▸ What the exercise asks
Could you return all of the records exactly, minus their images?

▸ Entries shown
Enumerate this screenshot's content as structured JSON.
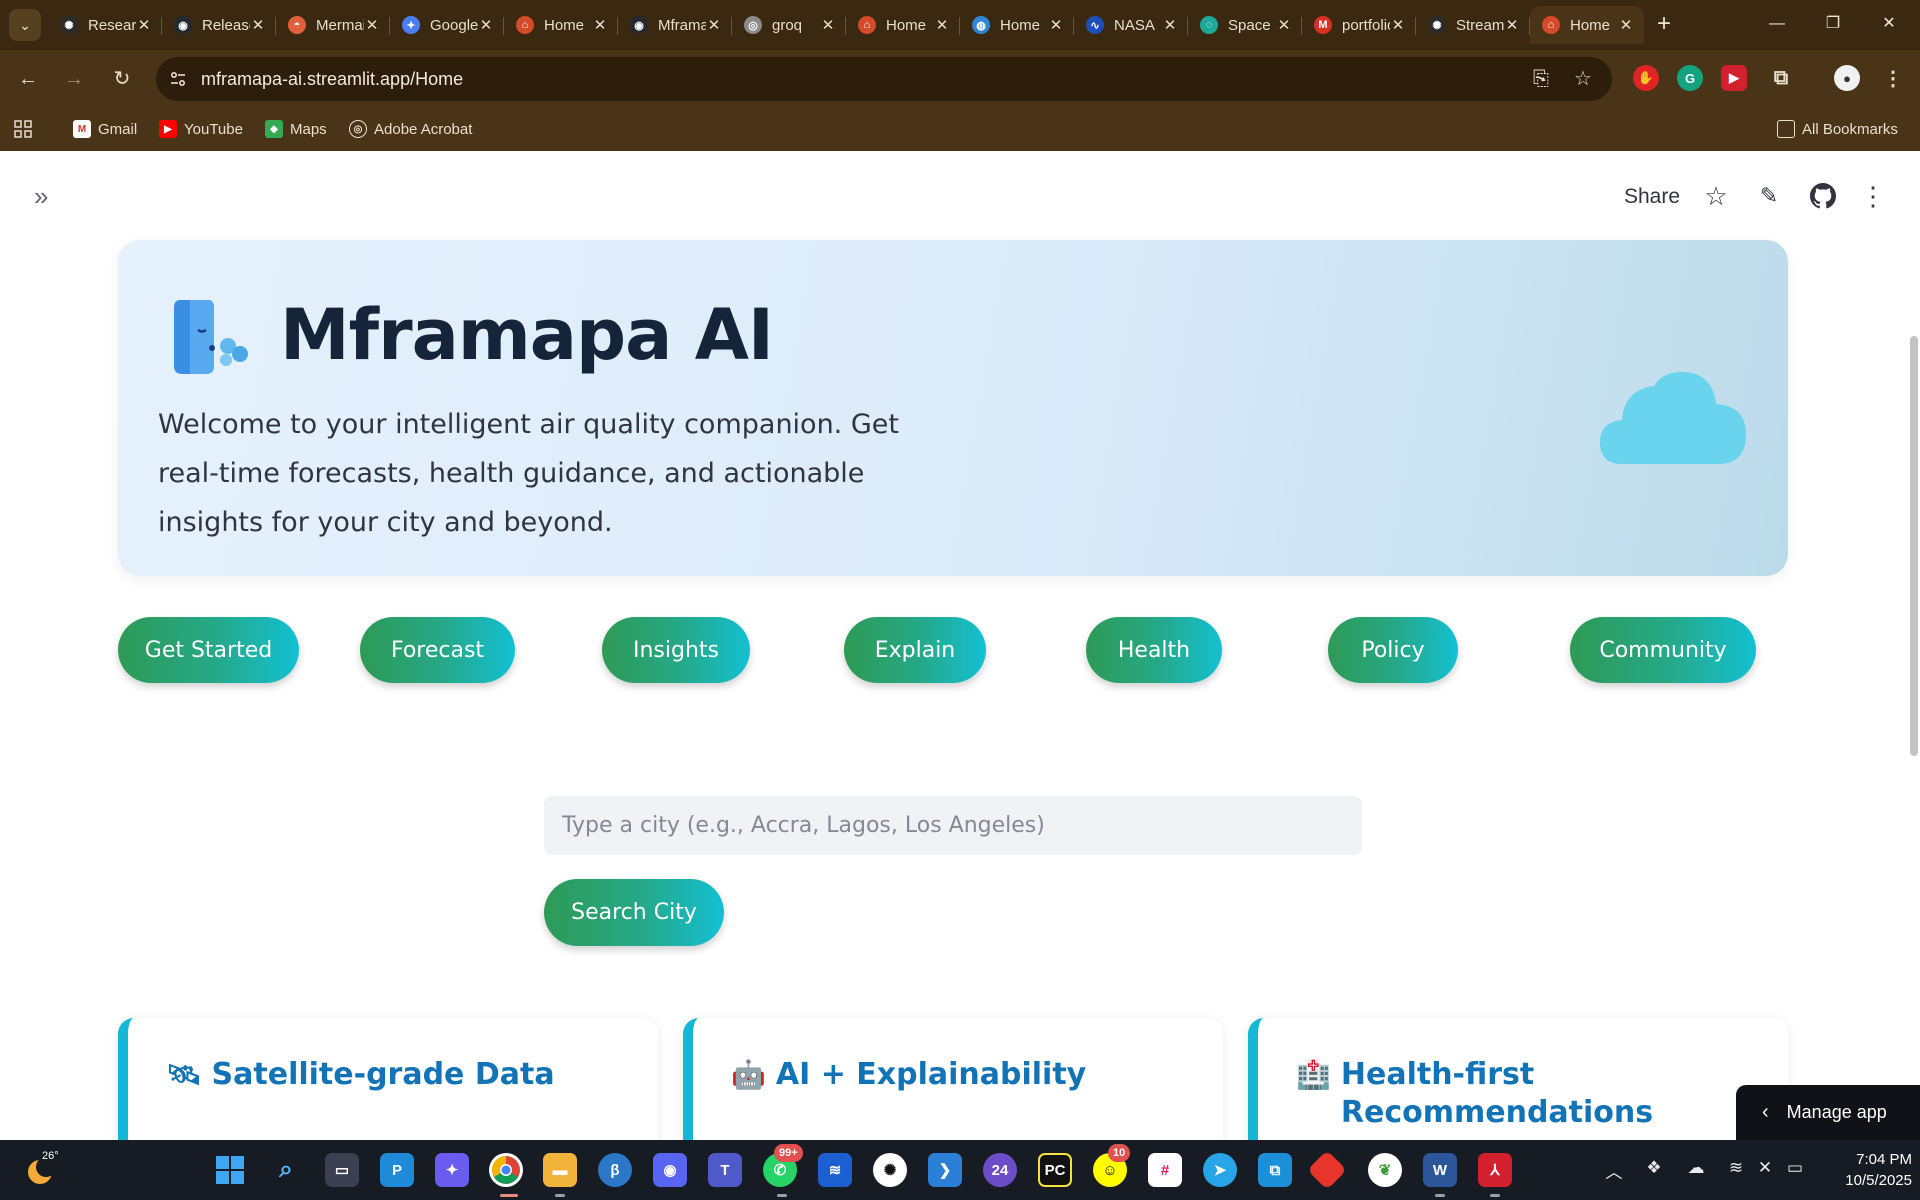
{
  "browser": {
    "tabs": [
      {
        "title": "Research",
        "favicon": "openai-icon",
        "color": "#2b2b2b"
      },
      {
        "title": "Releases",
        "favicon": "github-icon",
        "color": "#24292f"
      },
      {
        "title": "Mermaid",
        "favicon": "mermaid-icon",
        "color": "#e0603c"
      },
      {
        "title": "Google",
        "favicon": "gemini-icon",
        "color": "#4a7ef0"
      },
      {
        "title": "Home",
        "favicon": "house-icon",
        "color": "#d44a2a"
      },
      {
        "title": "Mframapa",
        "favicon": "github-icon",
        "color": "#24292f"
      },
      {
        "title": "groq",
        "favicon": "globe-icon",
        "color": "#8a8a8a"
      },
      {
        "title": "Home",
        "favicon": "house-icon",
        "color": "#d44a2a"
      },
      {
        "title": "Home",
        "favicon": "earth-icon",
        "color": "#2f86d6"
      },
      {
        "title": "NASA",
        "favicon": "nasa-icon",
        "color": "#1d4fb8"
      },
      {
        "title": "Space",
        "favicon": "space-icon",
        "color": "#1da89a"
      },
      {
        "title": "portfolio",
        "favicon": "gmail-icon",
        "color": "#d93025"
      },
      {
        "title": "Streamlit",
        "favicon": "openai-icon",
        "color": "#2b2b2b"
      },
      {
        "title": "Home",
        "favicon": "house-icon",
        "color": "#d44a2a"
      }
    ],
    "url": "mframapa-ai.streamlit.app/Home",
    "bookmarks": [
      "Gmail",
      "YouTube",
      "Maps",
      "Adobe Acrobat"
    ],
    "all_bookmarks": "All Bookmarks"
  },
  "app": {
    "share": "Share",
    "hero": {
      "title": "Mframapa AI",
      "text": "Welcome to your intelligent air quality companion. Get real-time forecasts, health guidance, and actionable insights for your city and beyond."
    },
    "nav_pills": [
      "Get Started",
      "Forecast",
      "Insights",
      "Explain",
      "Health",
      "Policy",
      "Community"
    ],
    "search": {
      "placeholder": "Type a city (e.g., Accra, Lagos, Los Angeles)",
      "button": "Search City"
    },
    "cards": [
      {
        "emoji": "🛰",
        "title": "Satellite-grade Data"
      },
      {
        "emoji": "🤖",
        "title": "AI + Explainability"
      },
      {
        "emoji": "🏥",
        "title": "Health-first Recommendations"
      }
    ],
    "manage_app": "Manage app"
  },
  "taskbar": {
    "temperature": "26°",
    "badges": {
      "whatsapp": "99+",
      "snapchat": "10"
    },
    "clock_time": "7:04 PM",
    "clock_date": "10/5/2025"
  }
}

▸ Expected output
Enumerate this screenshot's content as structured JSON.
{
  "browser": {
    "tabs": [
      {
        "title": "Research",
        "favicon": "openai-icon",
        "color": "#2b2b2b"
      },
      {
        "title": "Releases",
        "favicon": "github-icon",
        "color": "#24292f"
      },
      {
        "title": "Mermaid",
        "favicon": "mermaid-icon",
        "color": "#e0603c"
      },
      {
        "title": "Google",
        "favicon": "gemini-icon",
        "color": "#4a7ef0"
      },
      {
        "title": "Home",
        "favicon": "house-icon",
        "color": "#d44a2a"
      },
      {
        "title": "Mframapa",
        "favicon": "github-icon",
        "color": "#24292f"
      },
      {
        "title": "groq",
        "favicon": "globe-icon",
        "color": "#8a8a8a"
      },
      {
        "title": "Home",
        "favicon": "house-icon",
        "color": "#d44a2a"
      },
      {
        "title": "Home",
        "favicon": "earth-icon",
        "color": "#2f86d6"
      },
      {
        "title": "NASA",
        "favicon": "nasa-icon",
        "color": "#1d4fb8"
      },
      {
        "title": "Space",
        "favicon": "space-icon",
        "color": "#1da89a"
      },
      {
        "title": "portfolio",
        "favicon": "gmail-icon",
        "color": "#d93025"
      },
      {
        "title": "Streamlit",
        "favicon": "openai-icon",
        "color": "#2b2b2b"
      },
      {
        "title": "Home",
        "favicon": "house-icon",
        "color": "#d44a2a"
      }
    ],
    "url": "mframapa-ai.streamlit.app/Home",
    "bookmarks": [
      "Gmail",
      "YouTube",
      "Maps",
      "Adobe Acrobat"
    ],
    "all_bookmarks": "All Bookmarks"
  },
  "app": {
    "share": "Share",
    "hero": {
      "title": "Mframapa AI",
      "text": "Welcome to your intelligent air quality companion. Get real-time forecasts, health guidance, and actionable insights for your city and beyond."
    },
    "nav_pills": [
      "Get Started",
      "Forecast",
      "Insights",
      "Explain",
      "Health",
      "Policy",
      "Community"
    ],
    "search": {
      "placeholder": "Type a city (e.g., Accra, Lagos, Los Angeles)",
      "button": "Search City"
    },
    "cards": [
      {
        "emoji": "🛰",
        "title": "Satellite-grade Data"
      },
      {
        "emoji": "🤖",
        "title": "AI + Explainability"
      },
      {
        "emoji": "🏥",
        "title": "Health-first Recommendations"
      }
    ],
    "manage_app": "Manage app"
  },
  "taskbar": {
    "temperature": "26°",
    "badges": {
      "whatsapp": "99+",
      "snapchat": "10"
    },
    "clock_time": "7:04 PM",
    "clock_date": "10/5/2025"
  }
}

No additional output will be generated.